wherever shoes rub. If you have blisters and they burst, leave the skin in place and apply a clean dressing. Carrying an extra pair of socks in your survival vest is suggested. At least once per day, clean, dry, and massage your feet to ensure adequate circulation. Remember, trench foot is caused by prolonged exposure to wet, usually cold, conditions; but it may be developed in the tropics. If symptoms of trench foot appear-that is, tingling, numbness, swelling, blisters, or sores-pay extra attention to your feet and give them proper care.
The control of heavy bleeding is extremely important under all conditions, but it is of even greater importance in a survival situation since transfusions are not possible.

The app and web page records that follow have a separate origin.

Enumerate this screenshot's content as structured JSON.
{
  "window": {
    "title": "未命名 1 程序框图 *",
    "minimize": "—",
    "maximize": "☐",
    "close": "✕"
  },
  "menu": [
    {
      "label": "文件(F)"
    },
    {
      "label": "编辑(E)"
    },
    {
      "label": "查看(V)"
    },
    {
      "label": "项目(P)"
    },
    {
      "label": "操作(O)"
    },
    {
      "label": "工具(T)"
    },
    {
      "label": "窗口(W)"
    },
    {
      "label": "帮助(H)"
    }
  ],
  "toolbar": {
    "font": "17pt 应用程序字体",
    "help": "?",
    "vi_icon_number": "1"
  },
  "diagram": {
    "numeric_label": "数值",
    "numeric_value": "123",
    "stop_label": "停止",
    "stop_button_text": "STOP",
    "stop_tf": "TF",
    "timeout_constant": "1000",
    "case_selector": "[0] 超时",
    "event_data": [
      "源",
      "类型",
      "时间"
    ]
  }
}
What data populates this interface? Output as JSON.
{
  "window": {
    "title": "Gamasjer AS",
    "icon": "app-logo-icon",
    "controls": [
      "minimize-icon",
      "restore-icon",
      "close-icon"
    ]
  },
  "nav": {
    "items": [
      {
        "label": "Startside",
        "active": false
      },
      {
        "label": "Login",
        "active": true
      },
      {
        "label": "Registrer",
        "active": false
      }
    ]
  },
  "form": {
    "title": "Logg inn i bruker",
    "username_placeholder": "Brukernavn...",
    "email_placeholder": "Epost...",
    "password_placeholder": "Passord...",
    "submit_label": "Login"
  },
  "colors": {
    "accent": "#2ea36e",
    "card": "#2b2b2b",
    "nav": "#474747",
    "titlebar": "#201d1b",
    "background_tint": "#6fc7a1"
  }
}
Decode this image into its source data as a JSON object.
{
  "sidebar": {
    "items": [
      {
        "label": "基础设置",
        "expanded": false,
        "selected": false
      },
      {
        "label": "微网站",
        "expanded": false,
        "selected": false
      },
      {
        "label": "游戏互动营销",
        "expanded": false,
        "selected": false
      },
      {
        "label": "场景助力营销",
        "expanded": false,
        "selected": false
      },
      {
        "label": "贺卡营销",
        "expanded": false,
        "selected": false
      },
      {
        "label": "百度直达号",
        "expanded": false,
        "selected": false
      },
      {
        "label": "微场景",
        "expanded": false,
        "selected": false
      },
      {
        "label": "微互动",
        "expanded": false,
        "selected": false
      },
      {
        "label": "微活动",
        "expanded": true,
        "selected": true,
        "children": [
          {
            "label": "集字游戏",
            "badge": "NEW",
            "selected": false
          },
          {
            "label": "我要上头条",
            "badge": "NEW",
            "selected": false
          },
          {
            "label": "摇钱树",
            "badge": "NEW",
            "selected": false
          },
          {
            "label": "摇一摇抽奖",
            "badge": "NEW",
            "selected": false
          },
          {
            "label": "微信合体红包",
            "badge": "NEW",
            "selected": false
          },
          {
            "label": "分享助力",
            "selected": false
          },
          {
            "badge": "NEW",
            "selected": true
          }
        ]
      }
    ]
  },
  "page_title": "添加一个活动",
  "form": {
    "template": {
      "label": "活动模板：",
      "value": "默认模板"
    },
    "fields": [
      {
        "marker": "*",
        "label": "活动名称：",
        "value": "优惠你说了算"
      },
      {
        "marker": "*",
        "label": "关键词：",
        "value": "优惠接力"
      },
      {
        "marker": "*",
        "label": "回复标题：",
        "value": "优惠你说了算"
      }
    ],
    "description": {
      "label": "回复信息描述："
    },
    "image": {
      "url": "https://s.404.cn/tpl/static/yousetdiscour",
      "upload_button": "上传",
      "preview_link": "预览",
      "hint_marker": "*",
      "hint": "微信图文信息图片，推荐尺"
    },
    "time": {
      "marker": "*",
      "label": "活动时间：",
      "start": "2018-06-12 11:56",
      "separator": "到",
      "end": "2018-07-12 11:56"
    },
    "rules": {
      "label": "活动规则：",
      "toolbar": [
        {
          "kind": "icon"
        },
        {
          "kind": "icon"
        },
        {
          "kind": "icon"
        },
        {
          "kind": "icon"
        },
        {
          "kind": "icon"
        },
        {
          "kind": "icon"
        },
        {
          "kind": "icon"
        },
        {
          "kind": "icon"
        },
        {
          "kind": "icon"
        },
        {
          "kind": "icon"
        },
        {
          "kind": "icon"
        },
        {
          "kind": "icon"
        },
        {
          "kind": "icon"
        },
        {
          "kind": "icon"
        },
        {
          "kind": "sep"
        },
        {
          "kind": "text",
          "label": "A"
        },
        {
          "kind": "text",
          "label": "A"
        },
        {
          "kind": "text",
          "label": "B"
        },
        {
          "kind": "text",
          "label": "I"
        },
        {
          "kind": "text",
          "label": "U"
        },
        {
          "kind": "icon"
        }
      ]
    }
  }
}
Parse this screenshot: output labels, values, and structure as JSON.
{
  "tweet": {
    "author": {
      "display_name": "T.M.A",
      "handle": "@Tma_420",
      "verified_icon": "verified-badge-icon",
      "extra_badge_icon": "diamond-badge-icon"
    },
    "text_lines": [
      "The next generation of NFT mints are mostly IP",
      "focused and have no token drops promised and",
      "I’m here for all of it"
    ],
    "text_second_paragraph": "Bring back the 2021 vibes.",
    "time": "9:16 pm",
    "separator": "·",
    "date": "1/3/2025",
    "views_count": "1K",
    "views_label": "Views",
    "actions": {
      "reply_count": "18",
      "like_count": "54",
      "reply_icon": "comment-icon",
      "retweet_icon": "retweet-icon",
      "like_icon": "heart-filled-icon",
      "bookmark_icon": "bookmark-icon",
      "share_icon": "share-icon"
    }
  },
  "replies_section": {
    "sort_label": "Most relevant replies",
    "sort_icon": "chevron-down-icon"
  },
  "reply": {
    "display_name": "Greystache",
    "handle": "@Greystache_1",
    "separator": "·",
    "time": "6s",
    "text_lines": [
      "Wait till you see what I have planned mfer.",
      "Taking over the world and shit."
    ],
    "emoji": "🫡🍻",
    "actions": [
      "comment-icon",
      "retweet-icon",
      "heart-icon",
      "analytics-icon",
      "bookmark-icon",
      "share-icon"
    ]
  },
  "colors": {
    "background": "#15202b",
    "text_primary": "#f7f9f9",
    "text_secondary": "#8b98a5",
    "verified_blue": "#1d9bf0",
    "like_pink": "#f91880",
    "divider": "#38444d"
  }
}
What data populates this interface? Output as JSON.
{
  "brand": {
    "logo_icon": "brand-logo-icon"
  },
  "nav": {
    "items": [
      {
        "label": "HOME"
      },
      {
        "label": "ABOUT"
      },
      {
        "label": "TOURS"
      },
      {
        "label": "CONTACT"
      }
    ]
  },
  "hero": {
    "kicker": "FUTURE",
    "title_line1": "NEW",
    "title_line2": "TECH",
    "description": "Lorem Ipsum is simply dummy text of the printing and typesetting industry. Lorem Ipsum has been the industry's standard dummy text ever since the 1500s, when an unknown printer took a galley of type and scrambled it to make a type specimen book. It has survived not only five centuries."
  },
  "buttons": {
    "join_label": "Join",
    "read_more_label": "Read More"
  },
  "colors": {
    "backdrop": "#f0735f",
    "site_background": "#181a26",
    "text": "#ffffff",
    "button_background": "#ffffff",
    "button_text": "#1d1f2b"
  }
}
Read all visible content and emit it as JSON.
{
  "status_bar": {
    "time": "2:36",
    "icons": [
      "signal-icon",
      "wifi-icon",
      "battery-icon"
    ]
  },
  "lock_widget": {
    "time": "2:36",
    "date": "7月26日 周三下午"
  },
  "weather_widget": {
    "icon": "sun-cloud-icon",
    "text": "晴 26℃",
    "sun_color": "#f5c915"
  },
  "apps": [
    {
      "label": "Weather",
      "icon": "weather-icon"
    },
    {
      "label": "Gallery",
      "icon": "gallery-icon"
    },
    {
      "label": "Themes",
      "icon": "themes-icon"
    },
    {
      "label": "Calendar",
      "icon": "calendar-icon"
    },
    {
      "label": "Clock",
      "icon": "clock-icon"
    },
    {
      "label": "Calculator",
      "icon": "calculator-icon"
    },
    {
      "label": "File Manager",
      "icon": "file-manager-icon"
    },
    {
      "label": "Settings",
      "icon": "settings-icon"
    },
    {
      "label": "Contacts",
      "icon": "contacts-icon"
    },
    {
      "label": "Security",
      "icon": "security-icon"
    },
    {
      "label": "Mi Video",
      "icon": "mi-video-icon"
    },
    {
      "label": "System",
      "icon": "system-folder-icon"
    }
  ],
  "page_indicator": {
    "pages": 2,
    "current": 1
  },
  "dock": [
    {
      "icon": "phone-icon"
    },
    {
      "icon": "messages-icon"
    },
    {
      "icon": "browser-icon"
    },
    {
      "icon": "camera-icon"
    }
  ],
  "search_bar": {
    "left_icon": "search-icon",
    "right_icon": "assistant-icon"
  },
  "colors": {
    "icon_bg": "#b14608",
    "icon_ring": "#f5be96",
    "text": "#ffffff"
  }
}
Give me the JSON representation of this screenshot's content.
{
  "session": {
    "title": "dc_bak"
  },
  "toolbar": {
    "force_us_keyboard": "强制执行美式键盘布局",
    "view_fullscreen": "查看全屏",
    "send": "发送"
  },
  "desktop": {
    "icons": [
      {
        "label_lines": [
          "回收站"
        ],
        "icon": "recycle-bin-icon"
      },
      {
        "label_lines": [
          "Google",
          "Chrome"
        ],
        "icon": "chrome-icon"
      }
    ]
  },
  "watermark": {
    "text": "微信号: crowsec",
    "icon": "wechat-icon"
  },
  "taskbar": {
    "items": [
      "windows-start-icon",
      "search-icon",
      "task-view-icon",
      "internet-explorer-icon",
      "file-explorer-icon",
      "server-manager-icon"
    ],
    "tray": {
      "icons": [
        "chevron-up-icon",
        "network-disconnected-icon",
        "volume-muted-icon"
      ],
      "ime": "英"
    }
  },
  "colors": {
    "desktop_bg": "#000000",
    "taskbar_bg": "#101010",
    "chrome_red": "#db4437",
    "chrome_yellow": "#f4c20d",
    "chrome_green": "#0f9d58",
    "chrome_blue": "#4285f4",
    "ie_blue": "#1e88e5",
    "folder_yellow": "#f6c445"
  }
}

When breathing ceases in conjunction with heavy bleeding, you must first take action to initiate breathing, then to stop the bleeding.
NOTE: Never apply a tourniquet unless that is the only way to stop bleeding from an extremity.
When breathing signs are absent, the most common cause is blockage of the airway. If normal first-aid procedures fail to clear the airway and restore breathing, you have one alternate procedure. This procedure is called a cricothyroidotomy and can be performed successfully by unskilled nonmedical personnel. To perform a cricothyroidotomy, proceed as follows:
1. Locate the thyroid cartilage (Adam's apple), which is the largest bony protrusion in the center line of the neck.
2. Locate the cricoid cartilage (the first circular ridge below the Adam's apple). The point of incision is the depression immediately above the cricoid cartilage.
3. Using a sterile surgical razor blade, if available, or any other cutting instrument in an emergency, make a lateral incision one-fourth to one-half of an inch wide and approximately one-fourth of an inch deep into the trachea.
4. Insert the lower half of a ball-point pen barrel or any similar rigid tube into the incision one-half to three-fourths of an inch or until movement of air is felt or heard.
5. Secure the tube with tape if it is to be left in place for an extended period of time or if the victim is to be transported.
Control of pain accompanying disease or injury is extremely difficult because pain cannot be measured. The severity of pain accompanying any disease or injury is relative to the individual's ability to withstand or cope with that pain. Although some individuals can tolerate a great deal of pain, others cannot. Psychological injury may alter an individual's pain threshold. Regardless of this difficulty, every effort should be made to control or eliminate pain, not only because of its adverse effect on morale, but also because it contributes to shock and makes a survivor less capable of performing other essential tasks. The ideal method for pain reduction is to eliminate its cause. Since this is not always possible, the following methods are recommended:
Reduce movement of the painful area. Immobilize the wounded area in a position that provides maximum comfort and ease of maintenance. Use splints and bandages.
Apply a clean dressing that will protect the wound from the air and from painful contacts with objects in the environment.
Apply hot or cold compresses. Try both hot and cold compresses to determine which offers the most relief.
A common injury sustained by downed aircrew members is broken teeth. This results in extreme pain because the nerves are exposed to air. To ease the pain, take the following steps:
Cover broken teeth with pine or other tree saps or any waxy substance.
Drink tea made from the boiled inner bark of a willow tree. The bark contains an active substance called salicylate, which is an aspirin substitute. Aspirin will prevent blood from clotting. Pain-relieving drugs should be given sparingly, and then only to relieve true pain, not to soothe the victim's apprehension. The only ready-made pain reliever available to aircrew members is the aspirin located in the SRU-31/P Medical Packet #1.
Shock is frequently the most serious consequence of an injury. You should become familiarContinue Reading